• _Problem to solve_:
Please output exactly the lines that run from the line with "Transcribe this image's" through the final line of the data, inclusive, and nothing more.

━━━ Provided entries

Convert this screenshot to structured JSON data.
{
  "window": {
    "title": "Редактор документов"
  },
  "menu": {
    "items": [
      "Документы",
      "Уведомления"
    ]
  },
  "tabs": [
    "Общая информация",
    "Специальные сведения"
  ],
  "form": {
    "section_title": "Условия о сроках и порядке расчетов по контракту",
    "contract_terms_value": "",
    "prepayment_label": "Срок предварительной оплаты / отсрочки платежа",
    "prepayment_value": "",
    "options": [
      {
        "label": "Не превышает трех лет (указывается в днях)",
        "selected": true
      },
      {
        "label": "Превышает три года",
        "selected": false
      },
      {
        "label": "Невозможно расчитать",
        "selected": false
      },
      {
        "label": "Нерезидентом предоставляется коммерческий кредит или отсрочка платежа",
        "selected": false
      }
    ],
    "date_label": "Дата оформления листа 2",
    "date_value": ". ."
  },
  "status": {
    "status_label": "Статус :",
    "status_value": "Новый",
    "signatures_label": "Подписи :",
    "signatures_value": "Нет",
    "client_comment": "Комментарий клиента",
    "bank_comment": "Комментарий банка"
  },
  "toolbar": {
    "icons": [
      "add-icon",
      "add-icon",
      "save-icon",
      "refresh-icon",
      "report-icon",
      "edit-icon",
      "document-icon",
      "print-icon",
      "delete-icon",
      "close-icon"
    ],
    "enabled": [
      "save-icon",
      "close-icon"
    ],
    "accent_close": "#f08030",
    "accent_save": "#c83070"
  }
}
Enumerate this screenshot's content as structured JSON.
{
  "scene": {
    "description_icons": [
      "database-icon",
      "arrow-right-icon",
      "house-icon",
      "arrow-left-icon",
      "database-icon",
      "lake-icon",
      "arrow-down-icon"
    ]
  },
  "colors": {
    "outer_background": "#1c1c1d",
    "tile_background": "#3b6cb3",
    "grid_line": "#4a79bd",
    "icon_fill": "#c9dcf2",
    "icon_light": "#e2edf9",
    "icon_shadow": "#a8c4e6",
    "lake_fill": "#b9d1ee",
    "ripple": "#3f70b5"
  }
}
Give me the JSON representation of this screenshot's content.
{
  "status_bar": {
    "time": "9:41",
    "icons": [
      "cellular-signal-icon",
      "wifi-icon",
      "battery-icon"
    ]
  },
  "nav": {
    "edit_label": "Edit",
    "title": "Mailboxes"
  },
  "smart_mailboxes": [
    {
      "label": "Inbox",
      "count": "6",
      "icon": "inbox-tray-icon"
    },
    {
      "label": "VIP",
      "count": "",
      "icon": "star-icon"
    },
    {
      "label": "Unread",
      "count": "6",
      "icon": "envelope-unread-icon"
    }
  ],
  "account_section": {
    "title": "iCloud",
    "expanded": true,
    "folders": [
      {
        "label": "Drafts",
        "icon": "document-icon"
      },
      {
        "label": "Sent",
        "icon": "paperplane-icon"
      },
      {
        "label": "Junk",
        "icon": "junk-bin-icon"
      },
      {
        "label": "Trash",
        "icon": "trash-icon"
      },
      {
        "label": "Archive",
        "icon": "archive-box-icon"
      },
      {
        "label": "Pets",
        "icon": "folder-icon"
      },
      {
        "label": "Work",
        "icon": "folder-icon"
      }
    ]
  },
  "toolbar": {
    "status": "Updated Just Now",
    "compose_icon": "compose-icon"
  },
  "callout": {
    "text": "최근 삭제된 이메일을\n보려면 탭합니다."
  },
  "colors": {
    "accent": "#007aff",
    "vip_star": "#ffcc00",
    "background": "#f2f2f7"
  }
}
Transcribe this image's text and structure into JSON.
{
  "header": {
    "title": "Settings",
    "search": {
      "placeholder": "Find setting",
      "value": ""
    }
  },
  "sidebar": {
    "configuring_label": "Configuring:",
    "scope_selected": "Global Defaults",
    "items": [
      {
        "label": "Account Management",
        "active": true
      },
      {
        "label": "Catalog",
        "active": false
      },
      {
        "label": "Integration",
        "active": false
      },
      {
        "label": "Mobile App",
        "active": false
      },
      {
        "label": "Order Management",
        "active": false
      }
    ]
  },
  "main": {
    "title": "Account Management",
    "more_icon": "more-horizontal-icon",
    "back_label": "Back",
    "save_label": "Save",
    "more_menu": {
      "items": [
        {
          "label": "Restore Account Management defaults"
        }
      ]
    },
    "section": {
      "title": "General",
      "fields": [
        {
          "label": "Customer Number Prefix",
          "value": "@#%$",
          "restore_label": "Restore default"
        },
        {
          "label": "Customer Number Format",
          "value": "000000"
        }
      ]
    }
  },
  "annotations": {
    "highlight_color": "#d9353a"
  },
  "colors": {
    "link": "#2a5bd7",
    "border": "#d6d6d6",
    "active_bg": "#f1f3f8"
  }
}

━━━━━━

• _Expected answer_:
Transcribe this image's text and structure into JSON.
{
  "header": {
    "title": "Settings",
    "search": {
      "placeholder": "Find setting",
      "value": ""
    }
  },
  "sidebar": {
    "configuring_label": "Configuring:",
    "scope_selected": "Global Defaults",
    "items": [
      {
        "label": "Account Management",
        "active": true
      },
      {
        "label": "Catalog",
        "active": false
      },
      {
        "label": "Integration",
        "active": false
      },
      {
        "label": "Mobile App",
        "active": false
      },
      {
        "label": "Order Management",
        "active": false
      }
    ]
  },
  "main": {
    "title": "Account Management",
    "more_icon": "more-horizontal-icon",
    "back_label": "Back",
    "save_label": "Save",
    "more_menu": {
      "items": [
        {
          "label": "Restore Account Management defaults"
        }
      ]
    },
    "section": {
      "title": "General",
      "fields": [
        {
          "label": "Customer Number Prefix",
          "value": "@#%$",
          "restore_label": "Restore default"
        },
        {
          "label": "Customer Number Format",
          "value": "000000"
        }
      ]
    }
  },
  "annotations": {
    "highlight_color": "#d9353a"
  },
  "colors": {
    "link": "#2a5bd7",
    "border": "#d6d6d6",
    "active_bg": "#f1f3f8"
  }
}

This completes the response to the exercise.